Yes, stunning. Reminds me so much of the old Funken books.ReplyDelete
Thank you Springinsfeld, I am glad you enjoyed it.Delete
Fascinating work as always, Oli. Your attention to detail and accuracy inspires!ReplyDelete
Cheers Dean, I always go back to painting Landsknecht, its an addiction.Delete
Wonderful pike block and wonderful history lesson!ReplyDelete
Thank you Jonathan, I am glad you enjoyed it.Delete
Bravo for the figures and thanks for the text very interestring!ReplyDelete
Thank you, I am glad you enjoyed my ramblings on the subject!Delete

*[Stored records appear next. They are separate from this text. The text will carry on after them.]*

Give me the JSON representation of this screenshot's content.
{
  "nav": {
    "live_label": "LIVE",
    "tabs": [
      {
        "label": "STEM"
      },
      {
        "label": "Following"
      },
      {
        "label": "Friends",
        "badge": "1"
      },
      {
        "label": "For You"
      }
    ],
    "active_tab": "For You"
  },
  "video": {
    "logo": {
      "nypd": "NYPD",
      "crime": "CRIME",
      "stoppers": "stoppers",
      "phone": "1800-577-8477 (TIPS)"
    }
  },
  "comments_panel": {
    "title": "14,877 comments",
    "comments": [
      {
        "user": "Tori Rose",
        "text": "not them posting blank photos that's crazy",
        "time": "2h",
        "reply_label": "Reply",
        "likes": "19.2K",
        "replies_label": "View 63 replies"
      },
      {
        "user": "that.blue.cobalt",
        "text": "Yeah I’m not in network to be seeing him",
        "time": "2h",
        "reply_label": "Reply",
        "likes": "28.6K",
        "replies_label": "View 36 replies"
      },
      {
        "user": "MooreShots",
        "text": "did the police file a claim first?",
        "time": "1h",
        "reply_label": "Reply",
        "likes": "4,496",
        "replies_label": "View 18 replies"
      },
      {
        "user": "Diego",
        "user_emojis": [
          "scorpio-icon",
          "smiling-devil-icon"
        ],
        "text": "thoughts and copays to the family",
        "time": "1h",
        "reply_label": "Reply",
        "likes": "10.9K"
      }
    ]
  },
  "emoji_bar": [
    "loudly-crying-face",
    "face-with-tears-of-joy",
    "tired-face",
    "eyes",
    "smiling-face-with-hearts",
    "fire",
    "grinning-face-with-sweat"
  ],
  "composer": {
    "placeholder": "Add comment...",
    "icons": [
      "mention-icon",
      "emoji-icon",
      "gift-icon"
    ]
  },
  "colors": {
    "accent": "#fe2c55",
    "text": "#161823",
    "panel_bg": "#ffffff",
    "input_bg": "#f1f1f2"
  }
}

Great material with much food for thought, and, of course, wonderful troops!ReplyDelete
Thank you Peter, I am glad you enjoyed it.Delete
Excellent work Oli. The subtle conversions work really well and the minis are all great. The figures blend rather nicely too, have TAG got a bit chunkier? I remember their Spanish figures being really slender. I know this has been a labour of love and it certainly shows, you should be justly proud of these.ReplyDelete
Cheers Stuart, yes this unit was a pretty big project but I am fairly pleased with the result, as you know I can never say anything is finished! Yes the TAG figures have definitely got a bit chunkier since the War for Naples early Italian Wars range.Delete
Great minis and wonderful documentation!ReplyDelete
Have a nice 2019!
Thank you and happy new year!Delete
Lovely looking pike block and fantastic research,Im afraid I'm one of those who tends to group all the landsknechts together but I admire your attention to detail and conversions and also your desire to document landsknechts in every decade in 3d!ReplyDelete
Thank you Iain, I don't think there is anything wrong with your approach I am just more into the painting than gaming so having a chance to explore the Landsknecht as they changed throughout the 16th century is right up my street!Delete
It can be bloody hard to spot the slight changes though from 1510 through to 1550 or so.
These are superb Oli. I love the creative mix of figures and poses - and a wonderful slice of Landsknecht history to boot! :)ReplyDelete
Thanks Curt - it was fun to do some slightly later LandsknechtsDelete